### The task
Copy out all of the records. Keep every word exact.

### Interface dataset entries

══════════

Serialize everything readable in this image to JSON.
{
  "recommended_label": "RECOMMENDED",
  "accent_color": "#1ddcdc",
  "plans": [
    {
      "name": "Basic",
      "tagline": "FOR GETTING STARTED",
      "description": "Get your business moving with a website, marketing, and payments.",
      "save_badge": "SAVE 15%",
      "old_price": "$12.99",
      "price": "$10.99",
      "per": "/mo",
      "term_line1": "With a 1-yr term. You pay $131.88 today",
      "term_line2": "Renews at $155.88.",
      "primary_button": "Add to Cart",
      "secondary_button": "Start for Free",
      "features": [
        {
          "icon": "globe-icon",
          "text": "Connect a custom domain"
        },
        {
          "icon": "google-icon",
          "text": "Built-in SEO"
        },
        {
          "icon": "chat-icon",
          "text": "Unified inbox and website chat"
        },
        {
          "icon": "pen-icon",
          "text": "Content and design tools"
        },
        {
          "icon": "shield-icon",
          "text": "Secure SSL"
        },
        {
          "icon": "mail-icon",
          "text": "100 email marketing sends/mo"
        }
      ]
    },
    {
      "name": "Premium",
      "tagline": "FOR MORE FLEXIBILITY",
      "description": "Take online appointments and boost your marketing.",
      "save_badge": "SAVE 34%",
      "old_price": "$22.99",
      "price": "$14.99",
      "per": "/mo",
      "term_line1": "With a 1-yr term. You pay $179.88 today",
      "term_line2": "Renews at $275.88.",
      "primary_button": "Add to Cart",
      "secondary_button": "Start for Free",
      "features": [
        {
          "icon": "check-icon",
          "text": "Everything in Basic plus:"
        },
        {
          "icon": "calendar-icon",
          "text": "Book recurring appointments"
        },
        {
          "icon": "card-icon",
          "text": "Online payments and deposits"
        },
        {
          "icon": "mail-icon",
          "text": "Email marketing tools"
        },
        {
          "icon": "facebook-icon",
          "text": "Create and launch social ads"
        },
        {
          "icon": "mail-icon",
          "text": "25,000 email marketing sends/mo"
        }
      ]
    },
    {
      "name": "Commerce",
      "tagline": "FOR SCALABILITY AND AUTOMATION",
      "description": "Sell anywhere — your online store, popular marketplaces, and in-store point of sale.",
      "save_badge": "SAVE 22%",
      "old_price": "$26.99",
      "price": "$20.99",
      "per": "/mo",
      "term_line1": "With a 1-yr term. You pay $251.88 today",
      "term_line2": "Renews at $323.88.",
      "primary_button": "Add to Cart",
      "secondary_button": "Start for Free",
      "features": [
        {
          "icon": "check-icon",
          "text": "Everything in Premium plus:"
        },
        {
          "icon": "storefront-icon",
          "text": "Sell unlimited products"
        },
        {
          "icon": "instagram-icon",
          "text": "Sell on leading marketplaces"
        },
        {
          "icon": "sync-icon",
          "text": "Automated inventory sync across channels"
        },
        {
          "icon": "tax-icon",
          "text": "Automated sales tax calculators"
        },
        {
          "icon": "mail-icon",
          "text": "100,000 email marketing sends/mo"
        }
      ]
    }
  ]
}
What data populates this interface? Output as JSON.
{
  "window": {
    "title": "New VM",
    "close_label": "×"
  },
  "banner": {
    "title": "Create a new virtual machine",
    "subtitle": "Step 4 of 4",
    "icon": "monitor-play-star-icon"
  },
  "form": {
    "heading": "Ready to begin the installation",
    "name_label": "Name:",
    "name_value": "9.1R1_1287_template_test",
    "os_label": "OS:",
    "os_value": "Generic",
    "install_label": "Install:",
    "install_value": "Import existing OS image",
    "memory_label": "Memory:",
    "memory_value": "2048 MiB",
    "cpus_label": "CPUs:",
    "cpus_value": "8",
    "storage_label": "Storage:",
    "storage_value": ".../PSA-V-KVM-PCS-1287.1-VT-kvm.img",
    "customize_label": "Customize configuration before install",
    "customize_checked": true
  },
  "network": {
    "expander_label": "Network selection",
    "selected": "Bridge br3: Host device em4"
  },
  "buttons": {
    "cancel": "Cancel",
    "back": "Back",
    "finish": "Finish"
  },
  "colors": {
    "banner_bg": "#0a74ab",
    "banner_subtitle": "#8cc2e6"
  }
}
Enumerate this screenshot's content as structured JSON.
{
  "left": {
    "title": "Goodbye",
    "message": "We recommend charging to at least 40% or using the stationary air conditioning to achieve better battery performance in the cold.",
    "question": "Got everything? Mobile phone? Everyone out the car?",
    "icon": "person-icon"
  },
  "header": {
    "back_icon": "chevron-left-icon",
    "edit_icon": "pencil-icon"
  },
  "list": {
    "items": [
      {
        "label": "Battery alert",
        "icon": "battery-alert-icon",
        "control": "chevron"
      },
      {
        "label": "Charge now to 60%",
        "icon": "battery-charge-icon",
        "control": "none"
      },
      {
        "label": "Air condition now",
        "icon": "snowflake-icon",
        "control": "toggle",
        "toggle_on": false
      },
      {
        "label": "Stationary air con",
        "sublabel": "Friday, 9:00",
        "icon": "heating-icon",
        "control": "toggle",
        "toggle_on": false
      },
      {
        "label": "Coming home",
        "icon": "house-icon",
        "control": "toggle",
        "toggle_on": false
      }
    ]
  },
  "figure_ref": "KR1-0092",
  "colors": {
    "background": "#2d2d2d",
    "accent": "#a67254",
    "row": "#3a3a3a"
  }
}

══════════

### Your solution
Serialize everything readable in this image to JSON.
{
  "recommended_label": "RECOMMENDED",
  "accent_color": "#1ddcdc",
  "plans": [
    {
      "name": "Basic",
      "tagline": "FOR GETTING STARTED",
      "description": "Get your business moving with a website, marketing, and payments.",
      "save_badge": "SAVE 15%",
      "old_price": "$12.99",
      "price": "$10.99",
      "per": "/mo",
      "term_line1": "With a 1-yr term. You pay $131.88 today",
      "term_line2": "Renews at $155.88.",
      "primary_button": "Add to Cart",
      "secondary_button": "Start for Free",
      "features": [
        {
          "icon": "globe-icon",
          "text": "Connect a custom domain"
        },
        {
          "icon": "google-icon",
          "text": "Built-in SEO"
        },
        {
          "icon": "chat-icon",
          "text": "Unified inbox and website chat"
        },
        {
          "icon": "pen-icon",
          "text": "Content and design tools"
        },
        {
          "icon": "shield-icon",
          "text": "Secure SSL"
        },
        {
          "icon": "mail-icon",
          "text": "100 email marketing sends/mo"
        }
      ]
    },
    {
      "name": "Premium",
      "tagline": "FOR MORE FLEXIBILITY",
      "description": "Take online appointments and boost your marketing.",
      "save_badge": "SAVE 34%",
      "old_price": "$22.99",
      "price": "$14.99",
      "per": "/mo",
      "term_line1": "With a 1-yr term. You pay $179.88 today",
      "term_line2": "Renews at $275.88.",
      "primary_button": "Add to Cart",
      "secondary_button": "Start for Free",
      "features": [
        {
          "icon": "check-icon",
          "text": "Everything in Basic plus:"
        },
        {
          "icon": "calendar-icon",
          "text": "Book recurring appointments"
        },
        {
          "icon": "card-icon",
          "text": "Online payments and deposits"
        },
        {
          "icon": "mail-icon",
          "text": "Email marketing tools"
        },
        {
          "icon": "facebook-icon",
          "text": "Create and launch social ads"
        },
        {
          "icon": "mail-icon",
          "text": "25,000 email marketing sends/mo"
        }
      ]
    },
    {
      "name": "Commerce",
      "tagline": "FOR SCALABILITY AND AUTOMATION",
      "description": "Sell anywhere — your online store, popular marketplaces, and in-store point of sale.",
      "save_badge": "SAVE 22%",
      "old_price": "$26.99",
      "price": "$20.99",
      "per": "/mo",
      "term_line1": "With a 1-yr term. You pay $251.88 today",
      "term_line2": "Renews at $323.88.",
      "primary_button": "Add to Cart",
      "secondary_button": "Start for Free",
      "features": [
        {
          "icon": "check-icon",
          "text": "Everything in Premium plus:"
        },
        {
          "icon": "storefront-icon",
          "text": "Sell unlimited products"
        },
        {
          "icon": "instagram-icon",
          "text": "Sell on leading marketplaces"
        },
        {
          "icon": "sync-icon",
          "text": "Automated inventory sync across channels"
        },
        {
          "icon": "tax-icon",
          "text": "Automated sales tax calculators"
        },
        {
          "icon": "mail-icon",
          "text": "100,000 email marketing sends/mo"
        }
      ]
    }
  ]
}
What data populates this interface? Output as JSON.
{
  "window": {
    "title": "New VM",
    "close_label": "×"
  },
  "banner": {
    "title": "Create a new virtual machine",
    "subtitle": "Step 4 of 4",
    "icon": "monitor-play-star-icon"
  },
  "form": {
    "heading": "Ready to begin the installation",
    "name_label": "Name:",
    "name_value": "9.1R1_1287_template_test",
    "os_label": "OS:",
    "os_value": "Generic",
    "install_label": "Install:",
    "install_value": "Import existing OS image",
    "memory_label": "Memory:",
    "memory_value": "2048 MiB",
    "cpus_label": "CPUs:",
    "cpus_value": "8",
    "storage_label": "Storage:",
    "storage_value": ".../PSA-V-KVM-PCS-1287.1-VT-kvm.img",
    "customize_label": "Customize configuration before install",
    "customize_checked": true
  },
  "network": {
    "expander_label": "Network selection",
    "selected": "Bridge br3: Host device em4"
  },
  "buttons": {
    "cancel": "Cancel",
    "back": "Back",
    "finish": "Finish"
  },
  "colors": {
    "banner_bg": "#0a74ab",
    "banner_subtitle": "#8cc2e6"
  }
}
Enumerate this screenshot's content as structured JSON.
{
  "left": {
    "title": "Goodbye",
    "message": "We recommend charging to at least 40% or using the stationary air conditioning to achieve better battery performance in the cold.",
    "question": "Got everything? Mobile phone? Everyone out the car?",
    "icon": "person-icon"
  },
  "header": {
    "back_icon": "chevron-left-icon",
    "edit_icon": "pencil-icon"
  },
  "list": {
    "items": [
      {
        "label": "Battery alert",
        "icon": "battery-alert-icon",
        "control": "chevron"
      },
      {
        "label": "Charge now to 60%",
        "icon": "battery-charge-icon",
        "control": "none"
      },
      {
        "label": "Air condition now",
        "icon": "snowflake-icon",
        "control": "toggle",
        "toggle_on": false
      },
      {
        "label": "Stationary air con",
        "sublabel": "Friday, 9:00",
        "icon": "heating-icon",
        "control": "toggle",
        "toggle_on": false
      },
      {
        "label": "Coming home",
        "icon": "house-icon",
        "control": "toggle",
        "toggle_on": false
      }
    ]
  },
  "figure_ref": "KR1-0092",
  "colors": {
    "background": "#2d2d2d",
    "accent": "#a67254",
    "row": "#3a3a3a"
  }
}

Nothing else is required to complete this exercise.